[Stored items from a collection]
▼▼▼

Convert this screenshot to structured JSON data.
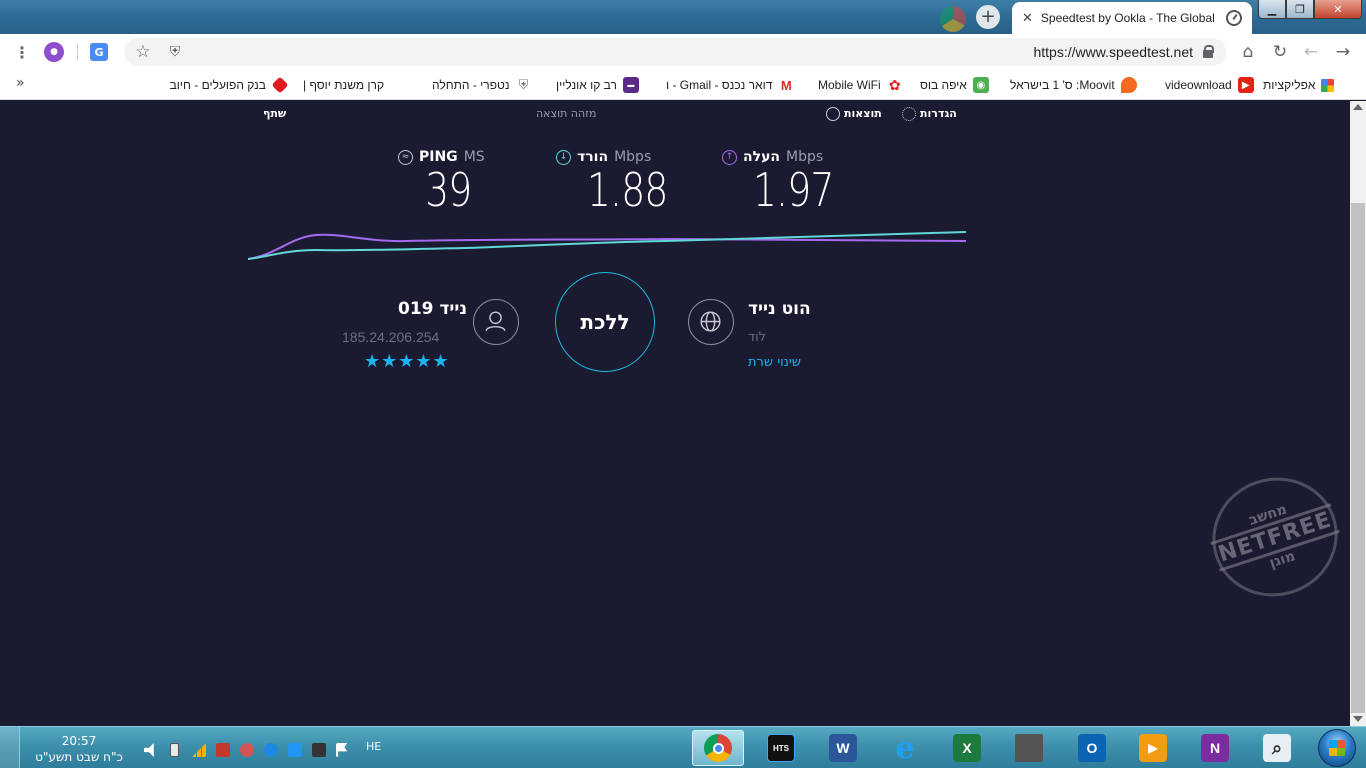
{
  "window": {
    "tab_title": "Speedtest by Ookla - The Global",
    "tab_close": "✕",
    "new_tab": "+",
    "min_glyph": "▁",
    "max_glyph": "❐",
    "close_glyph": "✕"
  },
  "toolbar": {
    "url": "https://www.speedtest.net",
    "menu_glyph": "⋮",
    "profile_glyph": "●",
    "translate_glyph": "G",
    "star_glyph": "☆",
    "ext_glyph": "⛨",
    "home_glyph": "⌂",
    "reload_glyph": "↻",
    "back_glyph": "←",
    "forward_glyph": "→"
  },
  "bookmarks": {
    "more": "»",
    "items": [
      {
        "label": "אפליקציות",
        "icon": "apps-grid-icon"
      },
      {
        "label": "videownload",
        "icon": "youtube-icon"
      },
      {
        "label": "Moovit: ס' 1 בישראל",
        "icon": "moovit-icon"
      },
      {
        "label": "איפה בוס",
        "icon": "owl-icon"
      },
      {
        "label": "Mobile WiFi",
        "icon": "huawei-icon"
      },
      {
        "label": "דואר נכנס - Gmail - ו",
        "icon": "gmail-icon"
      },
      {
        "label": "רב קו אונליין",
        "icon": "ravkav-icon"
      },
      {
        "label": "נטפרי - התחלה",
        "icon": "netfree-icon"
      },
      {
        "label": "קרן משנת יוסף |",
        "icon": ""
      },
      {
        "label": "בנק הפועלים - חיוב",
        "icon": "bank-icon"
      }
    ]
  },
  "speedtest": {
    "nav": {
      "share": "שתף",
      "result_id": "מזהה תוצאה",
      "results": "תוצאות",
      "settings": "הגדרות"
    },
    "ping": {
      "label": "PING",
      "unit": "MS",
      "value": "39"
    },
    "download": {
      "label": "הורד",
      "unit": "Mbps",
      "value": "1.88"
    },
    "upload": {
      "label": "העלה",
      "unit": "Mbps",
      "value": "1.97"
    },
    "isp": {
      "name": "נייד 019",
      "ip": "185.24.206.254",
      "stars": "★★★★★"
    },
    "go_label": "ללכת",
    "server": {
      "name": "הוט נייד",
      "location": "לוד",
      "change": "שינוי שרת"
    },
    "colors": {
      "download": "#5fd8d6",
      "upload": "#a46af0",
      "accent": "#1cb3f0",
      "background": "#1a1b31"
    }
  },
  "watermark": {
    "top": "מחשב",
    "middle": "NETFREE",
    "bottom": "מוגן"
  },
  "taskbar": {
    "time": "20:57",
    "date": "כ\"ח שבט תשע\"ט",
    "language": "HE",
    "apps": [
      {
        "name": "onenote",
        "glyph": "N",
        "color": "#7a2d9e"
      },
      {
        "name": "outlook",
        "glyph": "O",
        "color": "#0a64b3"
      },
      {
        "name": "excel",
        "glyph": "X",
        "color": "#1d7a3f"
      },
      {
        "name": "word",
        "glyph": "W",
        "color": "#2b579a"
      },
      {
        "name": "hts",
        "glyph": "HTS",
        "color": "#111111"
      }
    ]
  }
}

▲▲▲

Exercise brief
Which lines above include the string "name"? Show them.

Exercise solution
      "name": "נייד 019",
      "name": "הוט נייד",
        "name": "onenote",
        "name": "outlook",
        "name": "excel",
        "name": "word",
        "name": "hts",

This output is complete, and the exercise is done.